### Records shown ###

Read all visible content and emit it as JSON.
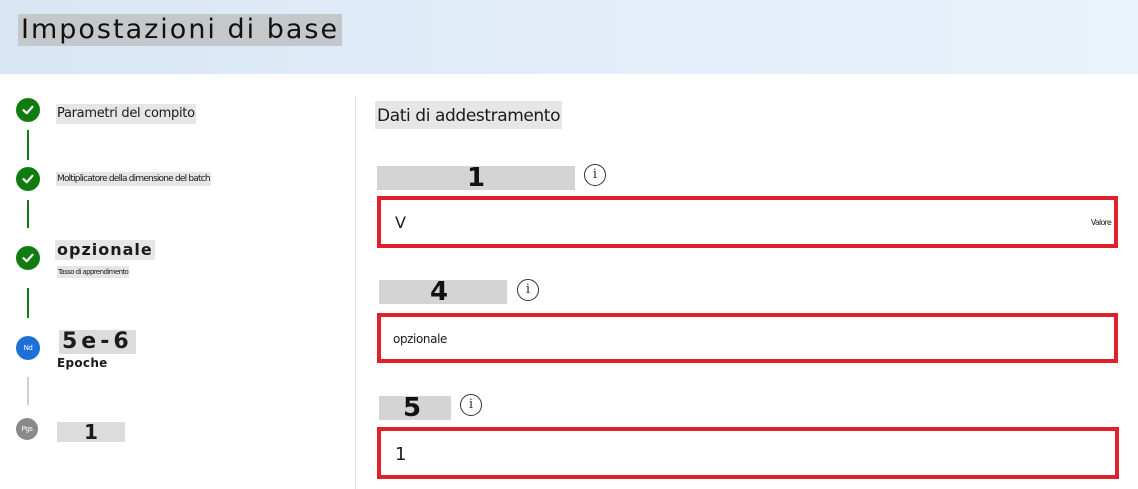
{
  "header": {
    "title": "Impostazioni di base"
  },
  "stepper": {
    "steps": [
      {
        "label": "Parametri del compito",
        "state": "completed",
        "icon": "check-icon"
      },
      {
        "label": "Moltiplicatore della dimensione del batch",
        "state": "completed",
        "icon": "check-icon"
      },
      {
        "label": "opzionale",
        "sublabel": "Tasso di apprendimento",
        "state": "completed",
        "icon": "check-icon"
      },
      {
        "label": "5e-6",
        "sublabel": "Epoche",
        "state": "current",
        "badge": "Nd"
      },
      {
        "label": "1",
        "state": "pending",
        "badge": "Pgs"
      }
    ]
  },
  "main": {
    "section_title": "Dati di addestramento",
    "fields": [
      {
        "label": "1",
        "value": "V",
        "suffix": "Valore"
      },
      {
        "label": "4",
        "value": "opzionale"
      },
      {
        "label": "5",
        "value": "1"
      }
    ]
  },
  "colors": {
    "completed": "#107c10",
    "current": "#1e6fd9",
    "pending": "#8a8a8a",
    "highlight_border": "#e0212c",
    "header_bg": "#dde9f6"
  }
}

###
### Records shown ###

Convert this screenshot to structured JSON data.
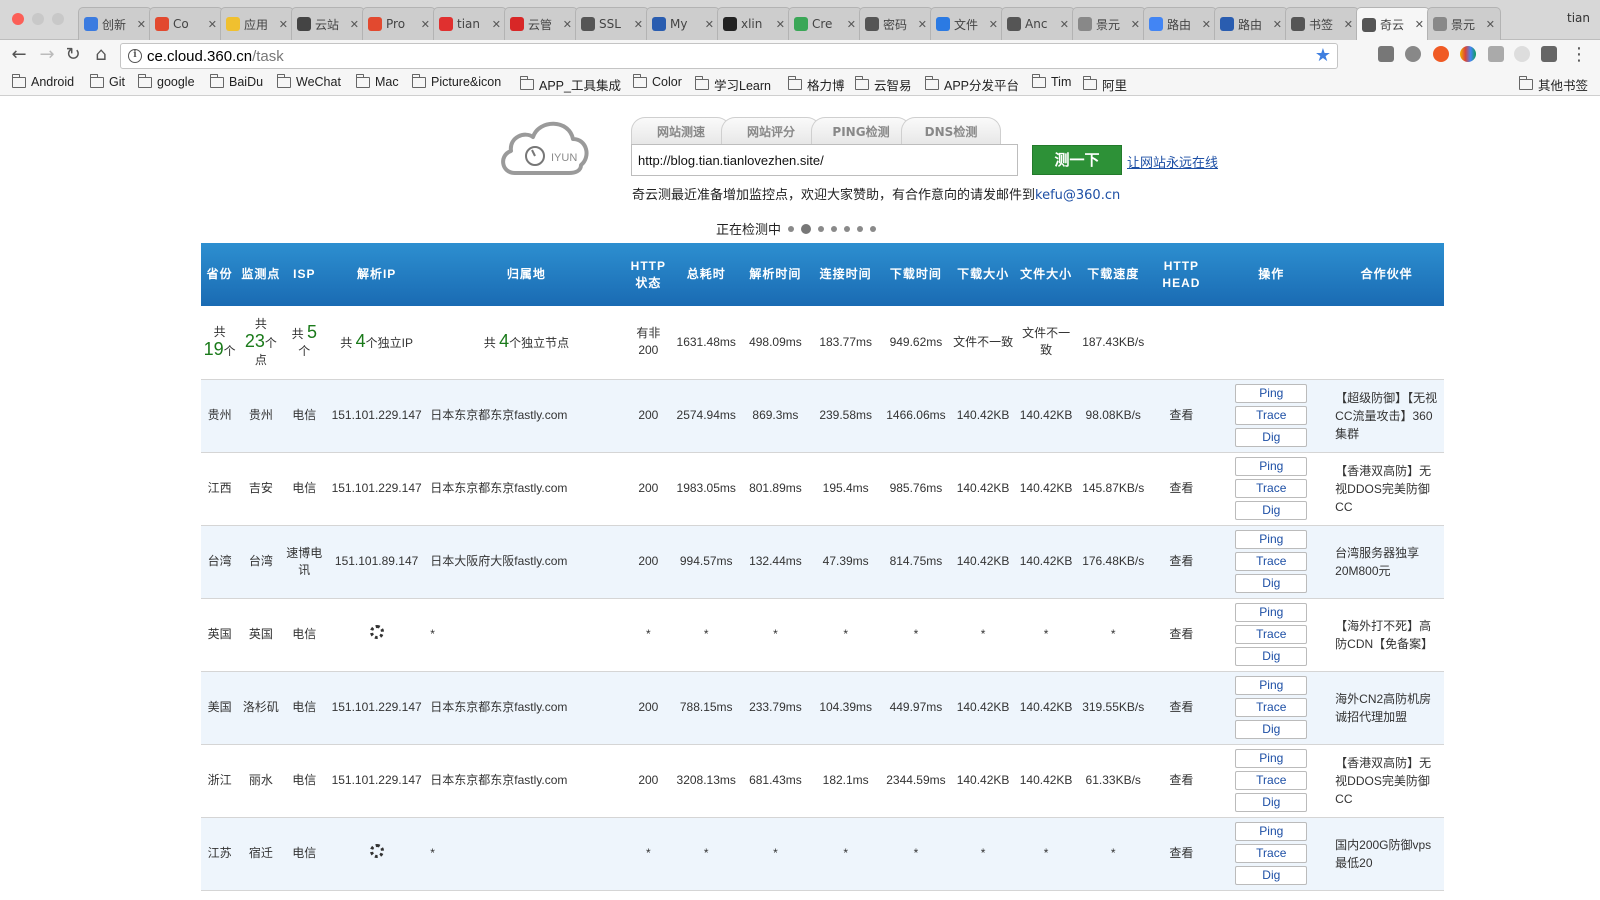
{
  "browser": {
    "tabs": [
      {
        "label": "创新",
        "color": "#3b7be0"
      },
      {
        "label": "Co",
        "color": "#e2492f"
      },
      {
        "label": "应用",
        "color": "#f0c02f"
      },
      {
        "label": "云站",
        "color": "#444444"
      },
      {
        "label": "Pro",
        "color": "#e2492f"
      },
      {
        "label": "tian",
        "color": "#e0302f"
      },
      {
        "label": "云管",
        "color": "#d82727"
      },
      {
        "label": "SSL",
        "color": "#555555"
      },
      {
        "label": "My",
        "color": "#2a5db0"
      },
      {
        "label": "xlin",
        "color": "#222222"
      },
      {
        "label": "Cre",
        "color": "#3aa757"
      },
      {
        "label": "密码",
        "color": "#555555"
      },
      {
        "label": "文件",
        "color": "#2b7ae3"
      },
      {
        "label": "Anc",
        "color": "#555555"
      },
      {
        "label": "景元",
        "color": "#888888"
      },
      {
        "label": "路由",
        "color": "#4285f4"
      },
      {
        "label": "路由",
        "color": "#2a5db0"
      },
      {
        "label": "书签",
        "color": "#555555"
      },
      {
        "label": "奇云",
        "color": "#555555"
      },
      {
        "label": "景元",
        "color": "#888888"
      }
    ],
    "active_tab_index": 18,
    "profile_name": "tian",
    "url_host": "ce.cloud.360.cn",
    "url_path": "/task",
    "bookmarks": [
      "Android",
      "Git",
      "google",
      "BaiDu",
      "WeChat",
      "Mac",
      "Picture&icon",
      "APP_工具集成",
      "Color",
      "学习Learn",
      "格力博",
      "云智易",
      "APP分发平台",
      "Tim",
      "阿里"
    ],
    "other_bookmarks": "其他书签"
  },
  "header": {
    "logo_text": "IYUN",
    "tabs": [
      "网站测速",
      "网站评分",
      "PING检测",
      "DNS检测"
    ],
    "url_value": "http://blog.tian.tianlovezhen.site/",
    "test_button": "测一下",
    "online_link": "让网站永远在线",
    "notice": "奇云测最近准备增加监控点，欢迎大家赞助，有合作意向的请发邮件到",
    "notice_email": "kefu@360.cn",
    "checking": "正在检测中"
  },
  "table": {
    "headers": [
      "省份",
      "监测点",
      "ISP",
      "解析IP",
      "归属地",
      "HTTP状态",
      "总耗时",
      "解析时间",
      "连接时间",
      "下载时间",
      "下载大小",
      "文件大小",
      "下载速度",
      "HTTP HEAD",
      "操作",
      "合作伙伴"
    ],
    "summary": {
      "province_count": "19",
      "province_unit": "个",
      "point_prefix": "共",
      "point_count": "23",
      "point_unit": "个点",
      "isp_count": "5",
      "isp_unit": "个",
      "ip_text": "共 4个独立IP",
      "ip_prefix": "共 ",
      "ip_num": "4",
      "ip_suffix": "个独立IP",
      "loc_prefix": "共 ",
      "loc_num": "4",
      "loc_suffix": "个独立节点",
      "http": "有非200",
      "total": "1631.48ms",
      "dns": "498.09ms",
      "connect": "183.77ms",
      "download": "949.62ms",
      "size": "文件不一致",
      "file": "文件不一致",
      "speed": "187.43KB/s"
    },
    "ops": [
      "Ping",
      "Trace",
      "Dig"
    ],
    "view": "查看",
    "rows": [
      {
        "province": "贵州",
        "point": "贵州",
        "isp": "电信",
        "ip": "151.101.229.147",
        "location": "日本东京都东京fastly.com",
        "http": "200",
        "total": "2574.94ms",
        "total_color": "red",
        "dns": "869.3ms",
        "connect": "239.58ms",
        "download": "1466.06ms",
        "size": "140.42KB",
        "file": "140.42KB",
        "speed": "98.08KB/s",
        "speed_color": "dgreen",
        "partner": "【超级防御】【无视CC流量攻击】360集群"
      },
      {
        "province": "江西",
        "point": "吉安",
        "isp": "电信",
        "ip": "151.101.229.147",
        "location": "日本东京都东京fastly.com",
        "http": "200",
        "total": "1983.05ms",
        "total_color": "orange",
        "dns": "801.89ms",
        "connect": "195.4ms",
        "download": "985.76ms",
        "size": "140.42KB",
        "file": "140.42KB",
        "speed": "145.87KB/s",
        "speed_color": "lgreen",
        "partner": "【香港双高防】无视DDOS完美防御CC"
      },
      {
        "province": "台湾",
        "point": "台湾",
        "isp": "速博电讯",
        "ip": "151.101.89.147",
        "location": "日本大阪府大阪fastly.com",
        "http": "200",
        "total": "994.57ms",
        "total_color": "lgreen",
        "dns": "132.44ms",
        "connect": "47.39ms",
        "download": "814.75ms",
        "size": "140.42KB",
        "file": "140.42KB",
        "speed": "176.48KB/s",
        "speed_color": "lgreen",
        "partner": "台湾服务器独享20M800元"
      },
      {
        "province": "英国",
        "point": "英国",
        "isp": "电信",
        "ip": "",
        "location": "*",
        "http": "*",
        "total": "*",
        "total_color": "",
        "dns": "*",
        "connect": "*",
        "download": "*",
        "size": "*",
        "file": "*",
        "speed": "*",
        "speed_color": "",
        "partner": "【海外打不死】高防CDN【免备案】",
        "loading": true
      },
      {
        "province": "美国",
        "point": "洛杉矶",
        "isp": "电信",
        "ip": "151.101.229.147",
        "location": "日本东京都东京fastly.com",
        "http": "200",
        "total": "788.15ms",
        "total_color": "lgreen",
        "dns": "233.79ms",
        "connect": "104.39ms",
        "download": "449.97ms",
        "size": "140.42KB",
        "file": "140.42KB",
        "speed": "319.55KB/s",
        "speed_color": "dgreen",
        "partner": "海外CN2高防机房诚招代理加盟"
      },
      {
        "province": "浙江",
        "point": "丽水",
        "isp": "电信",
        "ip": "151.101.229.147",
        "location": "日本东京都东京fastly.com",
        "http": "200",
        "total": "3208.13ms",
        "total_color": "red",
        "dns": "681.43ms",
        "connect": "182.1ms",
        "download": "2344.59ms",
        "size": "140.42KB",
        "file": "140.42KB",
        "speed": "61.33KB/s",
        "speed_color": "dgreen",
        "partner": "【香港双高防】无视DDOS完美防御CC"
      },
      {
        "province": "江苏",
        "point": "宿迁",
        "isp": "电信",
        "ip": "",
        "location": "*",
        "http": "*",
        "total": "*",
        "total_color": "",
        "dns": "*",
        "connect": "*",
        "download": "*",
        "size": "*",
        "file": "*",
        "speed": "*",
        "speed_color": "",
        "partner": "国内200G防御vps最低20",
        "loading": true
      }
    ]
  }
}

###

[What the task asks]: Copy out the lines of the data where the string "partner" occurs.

[Solution for this exercise]:
        "partner": "【超级防御】【无视CC流量攻击】360集群"
        "partner": "【香港双高防】无视DDOS完美防御CC"
        "partner": "台湾服务器独享20M800元"
        "partner": "【海外打不死】高防CDN【免备案】",
        "partner": "海外CN2高防机房诚招代理加盟"
        "partner": "【香港双高防】无视DDOS完美防御CC"
        "partner": "国内200G防御vps最低20",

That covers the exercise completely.